## Problem to work on
Return each line of the data that follows exactly as it reads.

## Material to process
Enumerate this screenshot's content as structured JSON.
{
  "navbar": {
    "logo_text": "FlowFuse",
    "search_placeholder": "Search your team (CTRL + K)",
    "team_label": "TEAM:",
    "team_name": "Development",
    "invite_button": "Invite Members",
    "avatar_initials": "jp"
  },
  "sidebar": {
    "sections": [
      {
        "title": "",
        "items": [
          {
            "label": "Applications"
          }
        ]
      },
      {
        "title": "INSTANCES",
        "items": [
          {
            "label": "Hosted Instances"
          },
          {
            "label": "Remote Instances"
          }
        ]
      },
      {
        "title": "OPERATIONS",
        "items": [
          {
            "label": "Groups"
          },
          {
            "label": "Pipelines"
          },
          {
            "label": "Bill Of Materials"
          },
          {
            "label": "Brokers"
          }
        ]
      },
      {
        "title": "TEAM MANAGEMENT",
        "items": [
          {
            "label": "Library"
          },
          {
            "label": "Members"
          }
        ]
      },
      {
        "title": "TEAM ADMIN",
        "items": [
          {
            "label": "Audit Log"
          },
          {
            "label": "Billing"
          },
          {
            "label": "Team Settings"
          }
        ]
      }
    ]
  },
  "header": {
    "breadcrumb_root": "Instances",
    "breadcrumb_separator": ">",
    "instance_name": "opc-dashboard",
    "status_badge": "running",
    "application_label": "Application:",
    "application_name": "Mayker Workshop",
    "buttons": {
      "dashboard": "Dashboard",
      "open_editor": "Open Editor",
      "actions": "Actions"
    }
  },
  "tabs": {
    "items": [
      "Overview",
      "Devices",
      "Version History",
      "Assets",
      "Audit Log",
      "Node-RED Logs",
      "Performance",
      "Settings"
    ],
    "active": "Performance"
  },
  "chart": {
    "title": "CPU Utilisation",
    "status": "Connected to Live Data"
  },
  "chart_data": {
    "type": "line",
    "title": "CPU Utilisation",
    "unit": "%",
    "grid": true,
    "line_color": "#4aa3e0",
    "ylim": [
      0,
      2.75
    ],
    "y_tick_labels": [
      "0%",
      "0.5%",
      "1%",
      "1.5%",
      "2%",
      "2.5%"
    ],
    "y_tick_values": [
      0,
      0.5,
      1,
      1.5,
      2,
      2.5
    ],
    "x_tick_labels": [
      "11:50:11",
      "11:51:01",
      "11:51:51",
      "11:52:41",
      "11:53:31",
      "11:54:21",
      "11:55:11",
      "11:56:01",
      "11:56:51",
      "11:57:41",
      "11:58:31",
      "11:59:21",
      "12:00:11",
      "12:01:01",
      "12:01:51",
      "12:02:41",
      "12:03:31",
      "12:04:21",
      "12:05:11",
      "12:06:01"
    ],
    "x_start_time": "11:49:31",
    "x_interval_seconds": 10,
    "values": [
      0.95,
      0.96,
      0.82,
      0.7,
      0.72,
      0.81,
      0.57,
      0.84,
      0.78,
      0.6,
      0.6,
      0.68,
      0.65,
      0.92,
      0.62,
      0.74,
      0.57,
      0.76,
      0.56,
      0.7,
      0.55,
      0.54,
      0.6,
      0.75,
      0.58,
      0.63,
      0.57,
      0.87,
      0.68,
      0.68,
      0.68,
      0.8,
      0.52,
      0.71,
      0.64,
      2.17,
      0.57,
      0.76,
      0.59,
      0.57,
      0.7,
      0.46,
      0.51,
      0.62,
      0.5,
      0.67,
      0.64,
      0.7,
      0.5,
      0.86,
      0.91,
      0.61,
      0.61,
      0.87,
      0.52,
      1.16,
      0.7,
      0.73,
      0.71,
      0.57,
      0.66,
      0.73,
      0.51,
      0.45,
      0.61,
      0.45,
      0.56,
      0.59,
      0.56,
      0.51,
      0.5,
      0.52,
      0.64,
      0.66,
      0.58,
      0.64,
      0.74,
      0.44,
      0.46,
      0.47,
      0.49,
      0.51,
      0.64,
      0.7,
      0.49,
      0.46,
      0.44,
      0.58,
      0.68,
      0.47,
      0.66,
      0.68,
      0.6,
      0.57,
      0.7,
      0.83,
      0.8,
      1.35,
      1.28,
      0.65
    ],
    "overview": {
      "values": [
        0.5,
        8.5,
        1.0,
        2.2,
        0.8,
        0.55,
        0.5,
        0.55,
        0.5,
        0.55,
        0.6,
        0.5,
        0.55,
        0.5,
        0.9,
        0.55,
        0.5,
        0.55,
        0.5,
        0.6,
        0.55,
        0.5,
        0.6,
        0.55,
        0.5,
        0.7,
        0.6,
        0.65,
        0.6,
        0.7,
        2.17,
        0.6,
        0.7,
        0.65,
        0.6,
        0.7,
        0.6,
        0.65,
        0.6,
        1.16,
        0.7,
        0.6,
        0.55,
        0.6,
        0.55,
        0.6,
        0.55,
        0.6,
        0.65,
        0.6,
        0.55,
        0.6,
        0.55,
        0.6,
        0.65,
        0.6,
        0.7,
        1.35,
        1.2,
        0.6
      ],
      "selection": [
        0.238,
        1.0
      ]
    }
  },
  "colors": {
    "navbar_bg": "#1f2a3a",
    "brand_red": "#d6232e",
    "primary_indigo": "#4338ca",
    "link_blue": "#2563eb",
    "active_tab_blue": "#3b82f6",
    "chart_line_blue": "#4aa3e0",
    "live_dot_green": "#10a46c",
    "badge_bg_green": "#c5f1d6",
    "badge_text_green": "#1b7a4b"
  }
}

## Solution to this problem
Enumerate this screenshot's content as structured JSON.
{
  "navbar": {
    "logo_text": "FlowFuse",
    "search_placeholder": "Search your team (CTRL + K)",
    "team_label": "TEAM:",
    "team_name": "Development",
    "invite_button": "Invite Members",
    "avatar_initials": "jp"
  },
  "sidebar": {
    "sections": [
      {
        "title": "",
        "items": [
          {
            "label": "Applications"
          }
        ]
      },
      {
        "title": "INSTANCES",
        "items": [
          {
            "label": "Hosted Instances"
          },
          {
            "label": "Remote Instances"
          }
        ]
      },
      {
        "title": "OPERATIONS",
        "items": [
          {
            "label": "Groups"
          },
          {
            "label": "Pipelines"
          },
          {
            "label": "Bill Of Materials"
          },
          {
            "label": "Brokers"
          }
        ]
      },
      {
        "title": "TEAM MANAGEMENT",
        "items": [
          {
            "label": "Library"
          },
          {
            "label": "Members"
          }
        ]
      },
      {
        "title": "TEAM ADMIN",
        "items": [
          {
            "label": "Audit Log"
          },
          {
            "label": "Billing"
          },
          {
            "label": "Team Settings"
          }
        ]
      }
    ]
  },
  "header": {
    "breadcrumb_root": "Instances",
    "breadcrumb_separator": ">",
    "instance_name": "opc-dashboard",
    "status_badge": "running",
    "application_label": "Application:",
    "application_name": "Mayker Workshop",
    "buttons": {
      "dashboard": "Dashboard",
      "open_editor": "Open Editor",
      "actions": "Actions"
    }
  },
  "tabs": {
    "items": [
      "Overview",
      "Devices",
      "Version History",
      "Assets",
      "Audit Log",
      "Node-RED Logs",
      "Performance",
      "Settings"
    ],
    "active": "Performance"
  },
  "chart": {
    "title": "CPU Utilisation",
    "status": "Connected to Live Data"
  },
  "chart_data": {
    "type": "line",
    "title": "CPU Utilisation",
    "unit": "%",
    "grid": true,
    "line_color": "#4aa3e0",
    "ylim": [
      0,
      2.75
    ],
    "y_tick_labels": [
      "0%",
      "0.5%",
      "1%",
      "1.5%",
      "2%",
      "2.5%"
    ],
    "y_tick_values": [
      0,
      0.5,
      1,
      1.5,
      2,
      2.5
    ],
    "x_tick_labels": [
      "11:50:11",
      "11:51:01",
      "11:51:51",
      "11:52:41",
      "11:53:31",
      "11:54:21",
      "11:55:11",
      "11:56:01",
      "11:56:51",
      "11:57:41",
      "11:58:31",
      "11:59:21",
      "12:00:11",
      "12:01:01",
      "12:01:51",
      "12:02:41",
      "12:03:31",
      "12:04:21",
      "12:05:11",
      "12:06:01"
    ],
    "x_start_time": "11:49:31",
    "x_interval_seconds": 10,
    "values": [
      0.95,
      0.96,
      0.82,
      0.7,
      0.72,
      0.81,
      0.57,
      0.84,
      0.78,
      0.6,
      0.6,
      0.68,
      0.65,
      0.92,
      0.62,
      0.74,
      0.57,
      0.76,
      0.56,
      0.7,
      0.55,
      0.54,
      0.6,
      0.75,
      0.58,
      0.63,
      0.57,
      0.87,
      0.68,
      0.68,
      0.68,
      0.8,
      0.52,
      0.71,
      0.64,
      2.17,
      0.57,
      0.76,
      0.59,
      0.57,
      0.7,
      0.46,
      0.51,
      0.62,
      0.5,
      0.67,
      0.64,
      0.7,
      0.5,
      0.86,
      0.91,
      0.61,
      0.61,
      0.87,
      0.52,
      1.16,
      0.7,
      0.73,
      0.71,
      0.57,
      0.66,
      0.73,
      0.51,
      0.45,
      0.61,
      0.45,
      0.56,
      0.59,
      0.56,
      0.51,
      0.5,
      0.52,
      0.64,
      0.66,
      0.58,
      0.64,
      0.74,
      0.44,
      0.46,
      0.47,
      0.49,
      0.51,
      0.64,
      0.7,
      0.49,
      0.46,
      0.44,
      0.58,
      0.68,
      0.47,
      0.66,
      0.68,
      0.6,
      0.57,
      0.7,
      0.83,
      0.8,
      1.35,
      1.28,
      0.65
    ],
    "overview": {
      "values": [
        0.5,
        8.5,
        1.0,
        2.2,
        0.8,
        0.55,
        0.5,
        0.55,
        0.5,
        0.55,
        0.6,
        0.5,
        0.55,
        0.5,
        0.9,
        0.55,
        0.5,
        0.55,
        0.5,
        0.6,
        0.55,
        0.5,
        0.6,
        0.55,
        0.5,
        0.7,
        0.6,
        0.65,
        0.6,
        0.7,
        2.17,
        0.6,
        0.7,
        0.65,
        0.6,
        0.7,
        0.6,
        0.65,
        0.6,
        1.16,
        0.7,
        0.6,
        0.55,
        0.6,
        0.55,
        0.6,
        0.55,
        0.6,
        0.65,
        0.6,
        0.55,
        0.6,
        0.55,
        0.6,
        0.65,
        0.6,
        0.7,
        1.35,
        1.2,
        0.6
      ],
      "selection": [
        0.238,
        1.0
      ]
    }
  },
  "colors": {
    "navbar_bg": "#1f2a3a",
    "brand_red": "#d6232e",
    "primary_indigo": "#4338ca",
    "link_blue": "#2563eb",
    "active_tab_blue": "#3b82f6",
    "chart_line_blue": "#4aa3e0",
    "live_dot_green": "#10a46c",
    "badge_bg_green": "#c5f1d6",
    "badge_text_green": "#1b7a4b"
  }
}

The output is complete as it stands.